*** Source data ***

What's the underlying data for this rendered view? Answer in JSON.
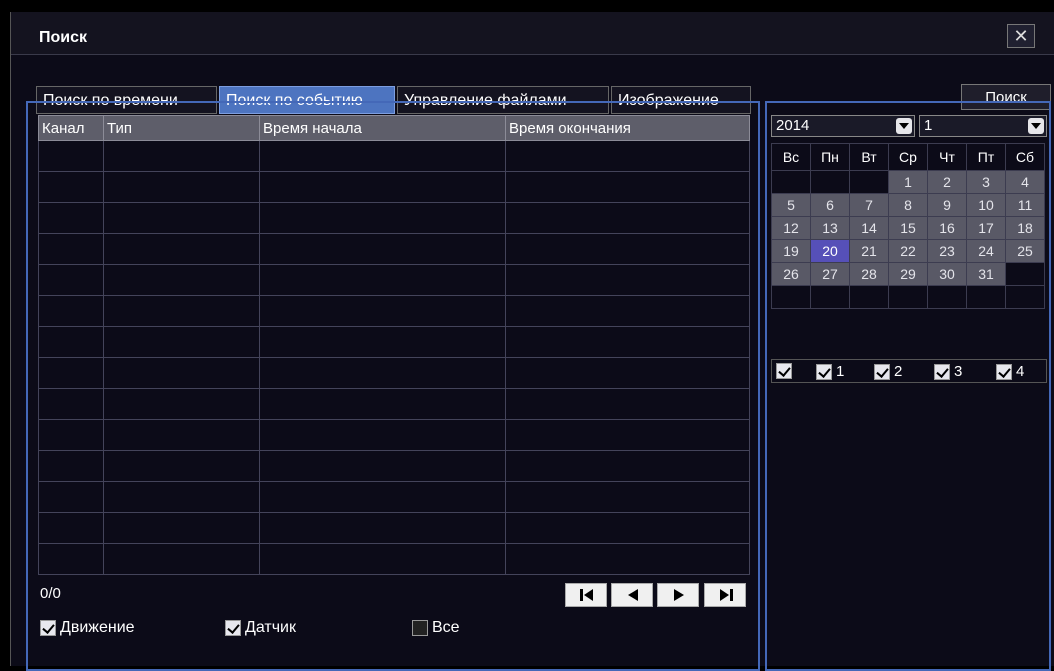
{
  "window": {
    "title": "Поиск"
  },
  "tabs": [
    {
      "label": "Поиск по времени",
      "active": false
    },
    {
      "label": "Поиск по событию",
      "active": true
    },
    {
      "label": "Управление файлами",
      "active": false
    },
    {
      "label": "Изображение",
      "active": false
    }
  ],
  "search_button": "Поиск",
  "table": {
    "columns": [
      "Канал",
      "Тип",
      "Время начала",
      "Время окончания"
    ],
    "rows": []
  },
  "pager": {
    "count": "0/0"
  },
  "filters": [
    {
      "label": "Движение",
      "checked": true
    },
    {
      "label": "Датчик",
      "checked": true
    },
    {
      "label": "Все",
      "checked": false
    }
  ],
  "calendar": {
    "year": "2014",
    "month": "1",
    "weekdays": [
      "Вс",
      "Пн",
      "Вт",
      "Ср",
      "Чт",
      "Пт",
      "Сб"
    ],
    "weeks": [
      [
        "",
        "",
        "",
        "1",
        "2",
        "3",
        "4"
      ],
      [
        "5",
        "6",
        "7",
        "8",
        "9",
        "10",
        "11"
      ],
      [
        "12",
        "13",
        "14",
        "15",
        "16",
        "17",
        "18"
      ],
      [
        "19",
        "20",
        "21",
        "22",
        "23",
        "24",
        "25"
      ],
      [
        "26",
        "27",
        "28",
        "29",
        "30",
        "31",
        ""
      ],
      [
        "",
        "",
        "",
        "",
        "",
        "",
        ""
      ]
    ],
    "selected_day": "20"
  },
  "channels": [
    {
      "label": "",
      "checked": true
    },
    {
      "label": "1",
      "checked": true
    },
    {
      "label": "2",
      "checked": true
    },
    {
      "label": "3",
      "checked": true
    },
    {
      "label": "4",
      "checked": true
    }
  ],
  "icons": [
    "close-icon",
    "first-page-icon",
    "prev-page-icon",
    "next-page-icon",
    "last-page-icon",
    "dropdown-arrow-icon",
    "checkbox-icon"
  ]
}
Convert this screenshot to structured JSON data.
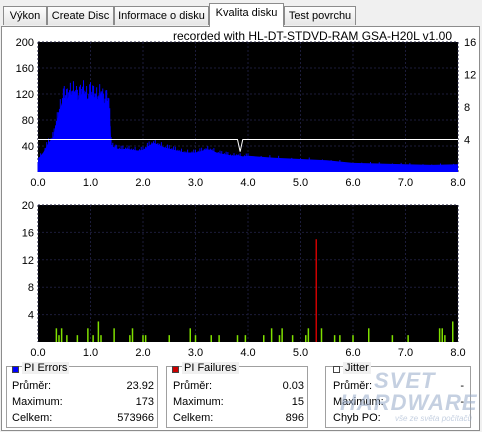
{
  "tabs": [
    {
      "label": "Výkon",
      "active": false
    },
    {
      "label": "Create Disc",
      "active": false
    },
    {
      "label": "Informace o disku",
      "active": false
    },
    {
      "label": "Kvalita disku",
      "active": true
    },
    {
      "label": "Test povrchu",
      "active": false
    }
  ],
  "recorded_with": "recorded with HL-DT-STDVD-RAM GSA-H20L v1.00",
  "colors": {
    "pie": "#0000ff",
    "pif_bar": "#7fe000",
    "pif_spike": "#cc0000",
    "speed_line": "#ffffff"
  },
  "chart_data": [
    {
      "type": "bar",
      "title": "",
      "x_ticks": [
        "0.0",
        "1.0",
        "2.0",
        "3.0",
        "4.0",
        "5.0",
        "6.0",
        "7.0",
        "8.0"
      ],
      "y_ticks_left": [
        "200",
        "160",
        "120",
        "80",
        "40"
      ],
      "y_ticks_right": [
        "16",
        "12",
        "8",
        "4"
      ],
      "xlim": [
        0,
        8
      ],
      "ylim": [
        0,
        200
      ],
      "y2lim": [
        0,
        16
      ],
      "grid": true,
      "series": [
        {
          "kind": "area",
          "x": [
            0.0,
            0.1,
            0.2,
            0.3,
            0.35,
            0.4,
            0.45,
            0.5,
            0.55,
            0.6,
            0.65,
            0.7,
            0.75,
            0.8,
            0.85,
            0.9,
            0.95,
            1.0,
            1.05,
            1.1,
            1.15,
            1.2,
            1.25,
            1.3,
            1.35,
            1.4,
            1.45,
            1.5,
            1.6,
            1.7,
            1.8,
            1.9,
            2.0,
            2.1,
            2.2,
            2.3,
            2.4,
            2.5,
            2.6,
            2.7,
            2.8,
            2.9,
            3.0,
            3.1,
            3.2,
            3.3,
            3.4,
            3.5,
            3.6,
            3.7,
            3.8,
            3.9,
            4.0,
            4.5,
            5.0,
            5.5,
            6.0,
            6.5,
            7.0,
            7.5,
            8.0
          ],
          "y": [
            20,
            30,
            45,
            55,
            75,
            90,
            105,
            115,
            110,
            120,
            118,
            125,
            110,
            115,
            125,
            118,
            112,
            120,
            115,
            115,
            110,
            125,
            105,
            110,
            108,
            40,
            38,
            36,
            35,
            36,
            34,
            33,
            34,
            40,
            45,
            42,
            38,
            36,
            34,
            32,
            30,
            30,
            30,
            32,
            35,
            34,
            30,
            28,
            27,
            25,
            26,
            24,
            25,
            22,
            20,
            18,
            14,
            13,
            12,
            11,
            12
          ]
        },
        {
          "kind": "line",
          "x": [
            0.0,
            1.0,
            2.0,
            3.0,
            3.8,
            3.85,
            3.9,
            4.0,
            5.0,
            6.0,
            7.0,
            8.0
          ],
          "y": [
            4.0,
            4.0,
            4.0,
            4.0,
            4.0,
            2.5,
            4.0,
            4.0,
            4.0,
            4.0,
            4.0,
            4.0
          ]
        }
      ]
    },
    {
      "type": "bar",
      "title": "",
      "x_ticks": [
        "0.0",
        "1.0",
        "2.0",
        "3.0",
        "4.0",
        "5.0",
        "6.0",
        "7.0",
        "8.0"
      ],
      "y_ticks_left": [
        "20",
        "16",
        "12",
        "8",
        "4"
      ],
      "xlim": [
        0,
        8
      ],
      "ylim": [
        0,
        20
      ],
      "grid": true,
      "series": [
        {
          "kind": "bars",
          "x": [
            0.35,
            0.4,
            0.45,
            0.55,
            0.75,
            0.95,
            1.05,
            1.15,
            1.2,
            1.45,
            1.75,
            1.8,
            2.0,
            2.05,
            2.5,
            2.9,
            3.0,
            3.3,
            3.45,
            3.8,
            3.95,
            4.3,
            4.45,
            4.6,
            4.65,
            4.85,
            5.1,
            5.15,
            5.3,
            5.4,
            5.65,
            5.75,
            6.0,
            6.3,
            6.75,
            7.05,
            7.65,
            7.7,
            7.75,
            7.9
          ],
          "y": [
            2,
            1,
            2,
            1,
            1,
            2,
            1,
            3,
            1,
            2,
            1,
            2,
            1,
            1,
            1,
            2,
            1,
            1,
            1,
            1,
            1,
            1,
            2,
            1,
            2,
            1,
            1,
            2,
            1,
            2,
            1,
            1,
            1,
            2,
            1,
            1,
            2,
            2,
            1,
            3
          ]
        },
        {
          "kind": "spike",
          "x": [
            5.3
          ],
          "y": [
            15
          ]
        }
      ]
    }
  ],
  "stats": {
    "pi_errors": {
      "title": "PI Errors",
      "rows": [
        {
          "label": "Průměr:",
          "value": "23.92"
        },
        {
          "label": "Maximum:",
          "value": "173"
        },
        {
          "label": "Celkem:",
          "value": "573966"
        }
      ]
    },
    "pi_failures": {
      "title": "PI Failures",
      "rows": [
        {
          "label": "Průměr:",
          "value": "0.03"
        },
        {
          "label": "Maximum:",
          "value": "15"
        },
        {
          "label": "Celkem:",
          "value": "896"
        }
      ]
    },
    "jitter": {
      "title": "Jitter",
      "rows": [
        {
          "label": "Průměr:",
          "value": "-"
        },
        {
          "label": "Maximum:",
          "value": "-"
        },
        {
          "label": "Chyb PO:",
          "value": ""
        }
      ]
    }
  },
  "watermark": {
    "line1": "SVET",
    "line2": "HARDWARE",
    "line3": "vše ze světa počítačů"
  }
}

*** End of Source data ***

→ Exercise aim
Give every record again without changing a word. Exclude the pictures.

→ Solution for this task
What's the underlying data for this rendered view? Answer in JSON.
{
  "window": {
    "title": "Поиск"
  },
  "tabs": [
    {
      "label": "Поиск по времени",
      "active": false
    },
    {
      "label": "Поиск по событию",
      "active": true
    },
    {
      "label": "Управление файлами",
      "active": false
    },
    {
      "label": "Изображение",
      "active": false
    }
  ],
  "search_button": "Поиск",
  "table": {
    "columns": [
      "Канал",
      "Тип",
      "Время начала",
      "Время окончания"
    ],
    "rows": []
  },
  "pager": {
    "count": "0/0"
  },
  "filters": [
    {
      "label": "Движение",
      "checked": true
    },
    {
      "label": "Датчик",
      "checked": true
    },
    {
      "label": "Все",
      "checked": false
    }
  ],
  "calendar": {
    "year": "2014",
    "month": "1",
    "weekdays": [
      "Вс",
      "Пн",
      "Вт",
      "Ср",
      "Чт",
      "Пт",
      "Сб"
    ],
    "weeks": [
      [
        "",
        "",
        "",
        "1",
        "2",
        "3",
        "4"
      ],
      [
        "5",
        "6",
        "7",
        "8",
        "9",
        "10",
        "11"
      ],
      [
        "12",
        "13",
        "14",
        "15",
        "16",
        "17",
        "18"
      ],
      [
        "19",
        "20",
        "21",
        "22",
        "23",
        "24",
        "25"
      ],
      [
        "26",
        "27",
        "28",
        "29",
        "30",
        "31",
        ""
      ],
      [
        "",
        "",
        "",
        "",
        "",
        "",
        ""
      ]
    ],
    "selected_day": "20"
  },
  "channels": [
    {
      "label": "",
      "checked": true
    },
    {
      "label": "1",
      "checked": true
    },
    {
      "label": "2",
      "checked": true
    },
    {
      "label": "3",
      "checked": true
    },
    {
      "label": "4",
      "checked": true
    }
  ],
  "icons": [
    "close-icon",
    "first-page-icon",
    "prev-page-icon",
    "next-page-icon",
    "last-page-icon",
    "dropdown-arrow-icon",
    "checkbox-icon"
  ]
}
Convert this screenshot to structured JSON data.
{
  "tabs": [
    {
      "label": "Výkon",
      "active": false
    },
    {
      "label": "Create Disc",
      "active": false
    },
    {
      "label": "Informace o disku",
      "active": false
    },
    {
      "label": "Kvalita disku",
      "active": true
    },
    {
      "label": "Test povrchu",
      "active": false
    }
  ],
  "recorded_with": "recorded with HL-DT-STDVD-RAM GSA-H20L v1.00",
  "colors": {
    "pie": "#0000ff",
    "pif_bar": "#7fe000",
    "pif_spike": "#cc0000",
    "speed_line": "#ffffff"
  },
  "chart_data": [
    {
      "type": "bar",
      "title": "",
      "x_ticks": [
        "0.0",
        "1.0",
        "2.0",
        "3.0",
        "4.0",
        "5.0",
        "6.0",
        "7.0",
        "8.0"
      ],
      "y_ticks_left": [
        "200",
        "160",
        "120",
        "80",
        "40"
      ],
      "y_ticks_right": [
        "16",
        "12",
        "8",
        "4"
      ],
      "xlim": [
        0,
        8
      ],
      "ylim": [
        0,
        200
      ],
      "y2lim": [
        0,
        16
      ],
      "grid": true,
      "series": [
        {
          "kind": "area",
          "x": [
            0.0,
            0.1,
            0.2,
            0.3,
            0.35,
            0.4,
            0.45,
            0.5,
            0.55,
            0.6,
            0.65,
            0.7,
            0.75,
            0.8,
            0.85,
            0.9,
            0.95,
            1.0,
            1.05,
            1.1,
            1.15,
            1.2,
            1.25,
            1.3,
            1.35,
            1.4,
            1.45,
            1.5,
            1.6,
            1.7,
            1.8,
            1.9,
            2.0,
            2.1,
            2.2,
            2.3,
            2.4,
            2.5,
            2.6,
            2.7,
            2.8,
            2.9,
            3.0,
            3.1,
            3.2,
            3.3,
            3.4,
            3.5,
            3.6,
            3.7,
            3.8,
            3.9,
            4.0,
            4.5,
            5.0,
            5.5,
            6.0,
            6.5,
            7.0,
            7.5,
            8.0
          ],
          "y": [
            20,
            30,
            45,
            55,
            75,
            90,
            105,
            115,
            110,
            120,
            118,
            125,
            110,
            115,
            125,
            118,
            112,
            120,
            115,
            115,
            110,
            125,
            105,
            110,
            108,
            40,
            38,
            36,
            35,
            36,
            34,
            33,
            34,
            40,
            45,
            42,
            38,
            36,
            34,
            32,
            30,
            30,
            30,
            32,
            35,
            34,
            30,
            28,
            27,
            25,
            26,
            24,
            25,
            22,
            20,
            18,
            14,
            13,
            12,
            11,
            12
          ]
        },
        {
          "kind": "line",
          "x": [
            0.0,
            1.0,
            2.0,
            3.0,
            3.8,
            3.85,
            3.9,
            4.0,
            5.0,
            6.0,
            7.0,
            8.0
          ],
          "y": [
            4.0,
            4.0,
            4.0,
            4.0,
            4.0,
            2.5,
            4.0,
            4.0,
            4.0,
            4.0,
            4.0,
            4.0
          ]
        }
      ]
    },
    {
      "type": "bar",
      "title": "",
      "x_ticks": [
        "0.0",
        "1.0",
        "2.0",
        "3.0",
        "4.0",
        "5.0",
        "6.0",
        "7.0",
        "8.0"
      ],
      "y_ticks_left": [
        "20",
        "16",
        "12",
        "8",
        "4"
      ],
      "xlim": [
        0,
        8
      ],
      "ylim": [
        0,
        20
      ],
      "grid": true,
      "series": [
        {
          "kind": "bars",
          "x": [
            0.35,
            0.4,
            0.45,
            0.55,
            0.75,
            0.95,
            1.05,
            1.15,
            1.2,
            1.45,
            1.75,
            1.8,
            2.0,
            2.05,
            2.5,
            2.9,
            3.0,
            3.3,
            3.45,
            3.8,
            3.95,
            4.3,
            4.45,
            4.6,
            4.65,
            4.85,
            5.1,
            5.15,
            5.3,
            5.4,
            5.65,
            5.75,
            6.0,
            6.3,
            6.75,
            7.05,
            7.65,
            7.7,
            7.75,
            7.9
          ],
          "y": [
            2,
            1,
            2,
            1,
            1,
            2,
            1,
            3,
            1,
            2,
            1,
            2,
            1,
            1,
            1,
            2,
            1,
            1,
            1,
            1,
            1,
            1,
            2,
            1,
            2,
            1,
            1,
            2,
            1,
            2,
            1,
            1,
            1,
            2,
            1,
            1,
            2,
            2,
            1,
            3
          ]
        },
        {
          "kind": "spike",
          "x": [
            5.3
          ],
          "y": [
            15
          ]
        }
      ]
    }
  ],
  "stats": {
    "pi_errors": {
      "title": "PI Errors",
      "rows": [
        {
          "label": "Průměr:",
          "value": "23.92"
        },
        {
          "label": "Maximum:",
          "value": "173"
        },
        {
          "label": "Celkem:",
          "value": "573966"
        }
      ]
    },
    "pi_failures": {
      "title": "PI Failures",
      "rows": [
        {
          "label": "Průměr:",
          "value": "0.03"
        },
        {
          "label": "Maximum:",
          "value": "15"
        },
        {
          "label": "Celkem:",
          "value": "896"
        }
      ]
    },
    "jitter": {
      "title": "Jitter",
      "rows": [
        {
          "label": "Průměr:",
          "value": "-"
        },
        {
          "label": "Maximum:",
          "value": "-"
        },
        {
          "label": "Chyb PO:",
          "value": ""
        }
      ]
    }
  },
  "watermark": {
    "line1": "SVET",
    "line2": "HARDWARE",
    "line3": "vše ze světa počítačů"
  }
}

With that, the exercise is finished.